Viacom chose not do a deal though, possibly because it saw YouTube as a big threat to its youth-orientated MTV network. Either way, the media firm sued accusing the video-sharing service of contributory copyright infringement. YouTube, predictably, insisted from the start that it could not be held liable for any infringement that occurred when users uploaded content to its servers without the permission of the content owner, because it complied with the US Digital Millennium Copyright Act by operating a takedown system, allowing content owners to request infringing content be removed.

Viacom countered that that takedown system, in the early days of YouTube, was deliberately shoddy, and anyway, allowing the web firm to circumvent liability for distributing infringing content in this way would put a huge onus on copyright owners to constantly monitor the video sharing site’s servers for newly uploaded infringing content, which – the media company reckoned – couldn’t have been the intent of Congress when passing the DMCA.

But in 2010 a US judge ruled in YouTube’s favour, saying that the video site did indeed have protection under the DMCA, even if its takedown system did put a lot of pressure on content owners to regulate the YouTube network. Viacom promptly appealed, and last year an appeals court expressed reservations about the original ruling, and ordered the lower court to have a rethink.

But, having done so, US District Judge Louis Stanton yesterday said he stood by his original judgement in this case. He wrote: “There is no evidence YouTube induced its users to submit infringing videos, provided users with detailed instructions about what content to upload or edited their content, pre-screened submissions for quality, steered users to infringing videos or otherwise interacted with infringing users to a point where it might be said to have participated in their infringing activity”.

Needless to say, Google welcomed the ruling while Viacom pledged to appeal for a second time.

A statement for the latter read: “This ruling ignores the opinions of the higher courts and completely disregards the rights of creative artists.
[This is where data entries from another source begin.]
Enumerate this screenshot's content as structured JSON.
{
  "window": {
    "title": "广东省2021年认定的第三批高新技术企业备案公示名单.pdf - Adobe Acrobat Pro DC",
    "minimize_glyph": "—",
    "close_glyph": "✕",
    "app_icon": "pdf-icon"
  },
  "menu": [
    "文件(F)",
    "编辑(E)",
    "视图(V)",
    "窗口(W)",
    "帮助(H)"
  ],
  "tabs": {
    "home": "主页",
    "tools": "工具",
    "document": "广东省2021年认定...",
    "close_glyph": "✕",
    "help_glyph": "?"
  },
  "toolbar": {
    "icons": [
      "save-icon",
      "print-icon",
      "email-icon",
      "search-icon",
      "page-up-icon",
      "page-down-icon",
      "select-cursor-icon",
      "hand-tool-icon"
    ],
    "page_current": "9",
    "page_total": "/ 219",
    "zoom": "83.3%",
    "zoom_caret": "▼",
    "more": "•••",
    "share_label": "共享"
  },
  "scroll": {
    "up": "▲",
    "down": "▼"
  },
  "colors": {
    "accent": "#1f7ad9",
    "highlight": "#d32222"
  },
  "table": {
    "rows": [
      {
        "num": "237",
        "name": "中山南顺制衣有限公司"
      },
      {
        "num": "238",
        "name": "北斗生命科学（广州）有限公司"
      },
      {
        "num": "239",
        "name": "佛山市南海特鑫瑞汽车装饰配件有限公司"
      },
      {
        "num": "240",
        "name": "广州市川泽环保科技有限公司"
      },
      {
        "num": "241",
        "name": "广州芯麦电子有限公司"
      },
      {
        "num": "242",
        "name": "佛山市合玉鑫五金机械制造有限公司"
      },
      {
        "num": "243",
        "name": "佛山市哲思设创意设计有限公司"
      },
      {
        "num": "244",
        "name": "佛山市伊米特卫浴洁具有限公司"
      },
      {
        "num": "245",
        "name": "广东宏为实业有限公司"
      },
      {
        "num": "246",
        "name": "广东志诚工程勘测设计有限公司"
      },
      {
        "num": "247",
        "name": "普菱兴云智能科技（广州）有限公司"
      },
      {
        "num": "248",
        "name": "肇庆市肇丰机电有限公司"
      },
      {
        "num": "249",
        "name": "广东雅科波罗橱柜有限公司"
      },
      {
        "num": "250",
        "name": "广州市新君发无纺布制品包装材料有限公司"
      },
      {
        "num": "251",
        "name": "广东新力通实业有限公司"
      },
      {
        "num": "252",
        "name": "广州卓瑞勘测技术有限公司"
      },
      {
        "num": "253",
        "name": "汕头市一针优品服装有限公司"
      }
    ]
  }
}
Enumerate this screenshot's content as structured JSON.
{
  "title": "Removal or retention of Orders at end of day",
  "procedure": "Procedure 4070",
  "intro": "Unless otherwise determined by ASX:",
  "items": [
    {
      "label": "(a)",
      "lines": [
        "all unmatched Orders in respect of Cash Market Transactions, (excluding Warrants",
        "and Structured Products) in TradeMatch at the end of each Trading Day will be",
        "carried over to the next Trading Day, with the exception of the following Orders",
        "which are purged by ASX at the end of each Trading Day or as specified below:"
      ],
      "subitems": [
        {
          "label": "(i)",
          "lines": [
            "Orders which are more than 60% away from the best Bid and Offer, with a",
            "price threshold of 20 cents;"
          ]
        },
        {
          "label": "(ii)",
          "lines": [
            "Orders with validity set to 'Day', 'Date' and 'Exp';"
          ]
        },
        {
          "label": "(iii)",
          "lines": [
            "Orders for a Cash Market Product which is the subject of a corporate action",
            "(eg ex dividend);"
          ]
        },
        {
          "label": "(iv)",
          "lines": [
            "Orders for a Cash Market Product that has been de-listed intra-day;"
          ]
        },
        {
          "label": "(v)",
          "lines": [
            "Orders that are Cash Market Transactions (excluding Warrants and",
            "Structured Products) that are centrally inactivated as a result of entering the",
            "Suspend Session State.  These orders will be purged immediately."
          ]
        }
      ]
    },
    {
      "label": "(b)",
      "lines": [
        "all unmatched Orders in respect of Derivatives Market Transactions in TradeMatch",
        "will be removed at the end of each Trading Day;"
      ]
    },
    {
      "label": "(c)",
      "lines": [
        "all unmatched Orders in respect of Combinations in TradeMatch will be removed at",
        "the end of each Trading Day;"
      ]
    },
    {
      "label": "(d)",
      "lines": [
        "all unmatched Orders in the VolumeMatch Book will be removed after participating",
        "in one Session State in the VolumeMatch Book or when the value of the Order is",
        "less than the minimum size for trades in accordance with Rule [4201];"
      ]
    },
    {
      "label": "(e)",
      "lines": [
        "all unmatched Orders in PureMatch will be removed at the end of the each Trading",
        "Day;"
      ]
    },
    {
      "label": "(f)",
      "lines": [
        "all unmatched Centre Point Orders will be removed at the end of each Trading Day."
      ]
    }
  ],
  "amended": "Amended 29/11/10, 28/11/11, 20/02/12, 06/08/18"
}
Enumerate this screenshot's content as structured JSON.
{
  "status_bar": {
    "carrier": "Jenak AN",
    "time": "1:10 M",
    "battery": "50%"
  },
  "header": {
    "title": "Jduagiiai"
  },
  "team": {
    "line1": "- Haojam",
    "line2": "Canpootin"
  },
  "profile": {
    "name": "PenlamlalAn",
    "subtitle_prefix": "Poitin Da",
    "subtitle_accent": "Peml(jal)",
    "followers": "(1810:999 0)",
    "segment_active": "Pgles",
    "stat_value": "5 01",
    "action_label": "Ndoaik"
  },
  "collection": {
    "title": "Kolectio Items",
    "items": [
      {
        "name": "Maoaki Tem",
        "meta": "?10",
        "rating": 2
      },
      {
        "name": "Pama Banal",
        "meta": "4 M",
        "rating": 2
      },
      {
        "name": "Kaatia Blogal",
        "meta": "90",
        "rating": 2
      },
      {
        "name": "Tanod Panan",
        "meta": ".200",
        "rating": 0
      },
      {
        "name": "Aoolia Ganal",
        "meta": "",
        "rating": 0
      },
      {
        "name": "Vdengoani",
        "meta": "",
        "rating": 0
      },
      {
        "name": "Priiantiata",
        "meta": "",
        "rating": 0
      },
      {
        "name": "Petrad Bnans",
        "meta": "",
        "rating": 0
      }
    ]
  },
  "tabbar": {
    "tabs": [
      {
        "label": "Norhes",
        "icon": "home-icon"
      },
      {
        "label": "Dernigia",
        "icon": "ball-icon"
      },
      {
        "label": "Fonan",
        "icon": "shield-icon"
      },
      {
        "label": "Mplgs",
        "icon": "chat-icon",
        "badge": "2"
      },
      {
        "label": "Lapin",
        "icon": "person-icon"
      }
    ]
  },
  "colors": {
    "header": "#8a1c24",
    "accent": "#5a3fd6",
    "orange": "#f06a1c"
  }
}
We continue to believe that a jury should weigh the facts of this case and the overwhelming evidence that YouTube wilfully infringed on our rights”.

While Google’s Kent Walker said: “This is a win not just for YouTube, but for people everywhere who depend on the internet to exchange ideas and information”.

Of course since Viacom’s litigation began, YouTube has done much to improve and refine the way it operates its takedown system, automating some of the process, so that even if it ultimately lost this case, any ruling in Viacom’s favour would be unlikely to increase the video site’s obligations in this domain beyond what it is already doing voluntarily (though, obviously, the Google business would rather not pay any damages for past activities). However, the case does have influence over other user-upload web services, including Grooveshark, whose current takedown systems are arguably more akin to that YouTube was operating back in 2007.

Although there has been some inconsistencies in court opinions on cases revolving around DMCA safe-harbours and takedown system requirements, two key cases – against YouTube and now defunct Veoh – have ultimately ruled in favour of the digital firms over the content owners (further appeals pending).

Which is why the labels have been reluctant to sue Grooveshark specifically over the efficiencies of its takedown system, because there’s a high chance the controversial audio streaming site would win based on current precedent. Though, as previously reported, alongside the litigation, the content industries are also quietly lobbying in Washington for a refinement of the DMCA to better clarify (and preferably increase) web companies’ obligations in the takedown domain.